Introducing Nasser Paydar

And today, we celebrate a new chapter in the history of this outstanding campus, as we officially install Nasser Paydar as the fifth chancellor of the IUPUI campus.

Nasser officially began his duties on August 16th, but, having served this campus and Indiana University in a variety of positions over 30 years, he needs no introduction to many of you.

But let me take a few moments to share some of Nasser’s background and a few of his many accomplishments.

Nasser earned bachelor’s, master’s, and doctoral degrees in Mechanical Engineering from Syracuse University.

During his 30 years with Indiana University, Nasser has—time and again—demonstrated outstanding leadership. He joined the faculty in 1985 as assistant professor of mechanical engineering and went on to become chair of his department. He accepted a position as associate dean for graduate programs in the School of Engineering and Technology in 1995, was named associate dean for academic programs in 1996, and moved on to become the executive associate dean for academic programs in 2002.

In 2004, he became Vice Chancellor and Dean of Indiana University Purdue University Columbus, where he initiated the Bold Aspirations fund-raising campaign, a $4 million campaign that was the largest fundraising effort in IUPUC’s history. He also negotiated articulation agreements with six IUPUI schools to establish joint baccalaureate programs. And he worked with educators, businesses, and Columbus community leaders to identify areas of study that most significantly impacted south central Indiana and to prepare students for success in the region.

In 2007, he was named interim chancellor of IU East, and officially accepted the role as IU East’s fifth chancellor on January 1, 2009. His service in Richmond was a continuation of the fine work that has characterized his decades of service to this university. He led strategic planning and a campus transformation that resulted in an 87 percent enrollment increase, an improved first-year retention rate, and a marked increase in graduation rates. Through his leadership, the campus planned and implemented online education programs that placed the campus at the forefront of such activity at IU. He also worked with community stakeholders and the campus to enhance university facilities, revitalize the image of the campus and its fundraising, and improve faculty and staff morale and campus pride.

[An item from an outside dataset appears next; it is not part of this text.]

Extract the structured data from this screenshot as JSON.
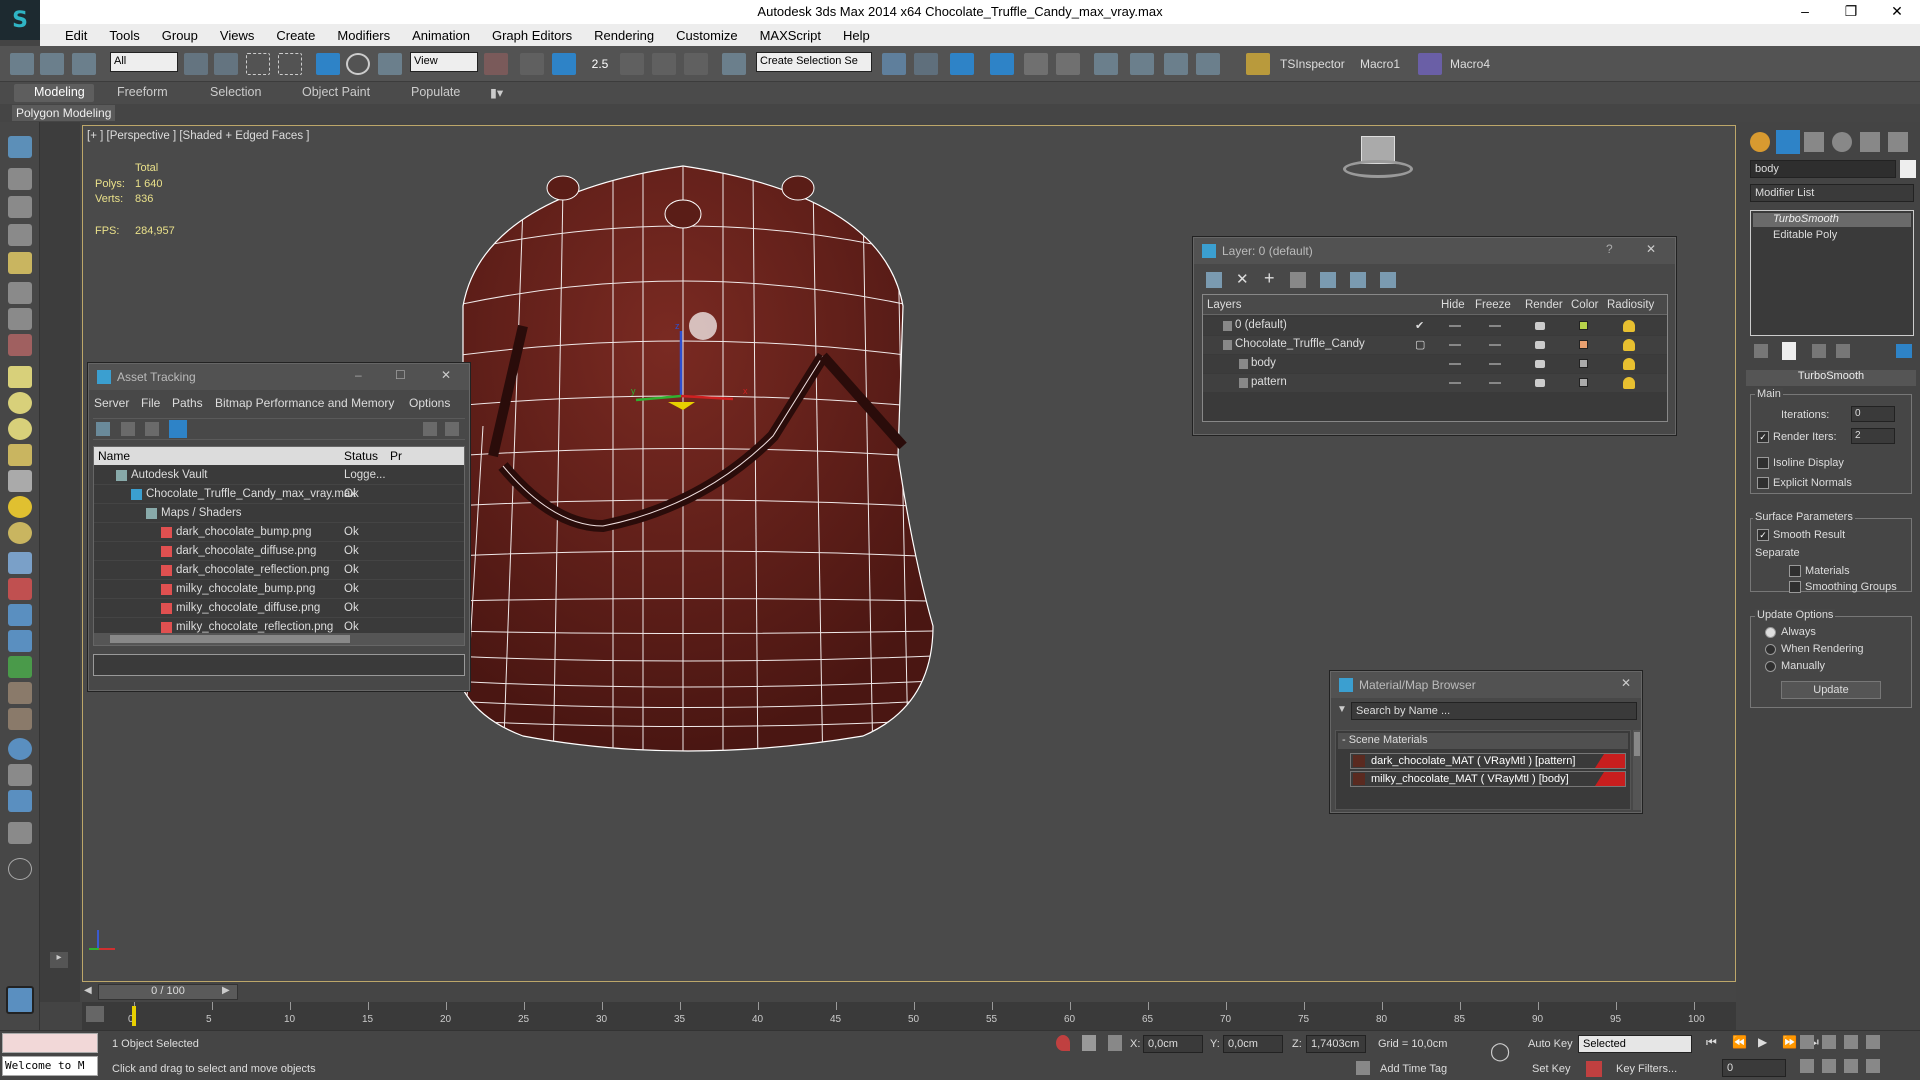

In 2012, Nasser returned to the Indianapolis campus as executive vice chancellor. In that role, he led a comprehensive and inclusive strategic planning process that resulted in Our Commitment to Indiana and Beyond: the IUPUI Strategic Plan, which is guided by and derives from the Indiana University Bicentennial Strategic Plan, the over-arching university-wide strategic plan. In the past year, he has led the campus in implementing the strategic plan’s 10 goals for the campus, including enhancements to undergraduate education and other developments that will help IUPUI fulfill its new vision, help the campus achieve greater success and distinction, and contribute further to economic development in the state.

Nasser is a man of great energy, integrity, and conviction. He is a man dedicated to the values at the heart of the very best liberal education. We are most fortunate to count him among the leadership of this great university at this historic time—as IUPUI prepares to celebrate its 50th anniversary as a campus in 2019, and as Indiana University as a whole prepares to to celebrate its Bicentennial in 2020—and as all of us at Indiana University recommit ourselves to building the foundation for the university’s enduring strength.

Source Notes

  1. Charles E. Hathaway, Paige E. Mulhollan, and Karen A. White, “Metropolitan Universities: Models for the Twenty-First Century,” in Daniel Milo Johnson, David Arnold Bell, eds., Metropolitan Universities: An Emerging Model in American Higher Education, (University of North Texas Press, 1995), 13.